TASK REQUIREMENTS: Check every line of the data below for the string "text", and copy the ones that hold it.

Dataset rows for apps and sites

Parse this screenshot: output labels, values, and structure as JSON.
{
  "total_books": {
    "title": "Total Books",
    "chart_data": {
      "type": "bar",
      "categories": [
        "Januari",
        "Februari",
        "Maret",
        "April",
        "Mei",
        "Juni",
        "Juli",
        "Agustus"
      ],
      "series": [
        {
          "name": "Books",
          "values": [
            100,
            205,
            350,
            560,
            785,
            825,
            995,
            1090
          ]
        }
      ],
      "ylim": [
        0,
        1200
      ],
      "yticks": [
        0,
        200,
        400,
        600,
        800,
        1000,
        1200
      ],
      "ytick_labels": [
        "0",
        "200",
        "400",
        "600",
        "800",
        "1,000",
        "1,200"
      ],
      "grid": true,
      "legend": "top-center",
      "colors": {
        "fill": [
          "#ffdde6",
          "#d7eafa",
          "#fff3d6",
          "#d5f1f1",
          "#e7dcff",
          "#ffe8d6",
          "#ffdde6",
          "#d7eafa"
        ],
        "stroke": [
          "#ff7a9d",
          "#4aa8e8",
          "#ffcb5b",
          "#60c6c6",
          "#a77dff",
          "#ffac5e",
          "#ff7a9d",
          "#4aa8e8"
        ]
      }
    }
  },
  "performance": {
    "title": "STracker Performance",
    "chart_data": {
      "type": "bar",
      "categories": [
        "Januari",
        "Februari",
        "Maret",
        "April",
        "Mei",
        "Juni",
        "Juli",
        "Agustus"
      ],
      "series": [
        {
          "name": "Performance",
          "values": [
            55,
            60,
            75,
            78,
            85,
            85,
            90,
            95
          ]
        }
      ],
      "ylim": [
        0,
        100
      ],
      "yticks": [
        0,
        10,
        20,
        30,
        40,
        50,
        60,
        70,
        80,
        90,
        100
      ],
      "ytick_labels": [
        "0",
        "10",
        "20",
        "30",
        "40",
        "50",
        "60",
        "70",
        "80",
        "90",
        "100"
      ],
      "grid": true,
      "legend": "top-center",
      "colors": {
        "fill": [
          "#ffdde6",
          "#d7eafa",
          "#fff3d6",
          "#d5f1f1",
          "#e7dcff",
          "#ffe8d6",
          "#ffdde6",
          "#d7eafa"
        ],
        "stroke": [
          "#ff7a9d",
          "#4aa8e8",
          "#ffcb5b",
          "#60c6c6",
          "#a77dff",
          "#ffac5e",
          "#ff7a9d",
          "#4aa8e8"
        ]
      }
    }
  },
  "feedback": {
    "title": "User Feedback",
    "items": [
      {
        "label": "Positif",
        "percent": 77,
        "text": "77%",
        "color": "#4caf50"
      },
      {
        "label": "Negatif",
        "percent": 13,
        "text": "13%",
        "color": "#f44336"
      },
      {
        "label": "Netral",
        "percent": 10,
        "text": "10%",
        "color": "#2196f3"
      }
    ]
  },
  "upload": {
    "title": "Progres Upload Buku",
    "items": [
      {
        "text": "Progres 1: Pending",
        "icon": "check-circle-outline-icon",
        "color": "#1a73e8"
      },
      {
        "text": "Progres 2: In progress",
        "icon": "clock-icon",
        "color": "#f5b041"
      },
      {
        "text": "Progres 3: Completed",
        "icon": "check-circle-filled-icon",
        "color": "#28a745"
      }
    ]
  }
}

WRITTEN RESPONSE:
        "text": "77%",
        "text": "13%",
        "text": "10%",
        "text": "Progres 1: Pending",
        "text": "Progres 2: In progress",
        "text": "Progres 3: Completed",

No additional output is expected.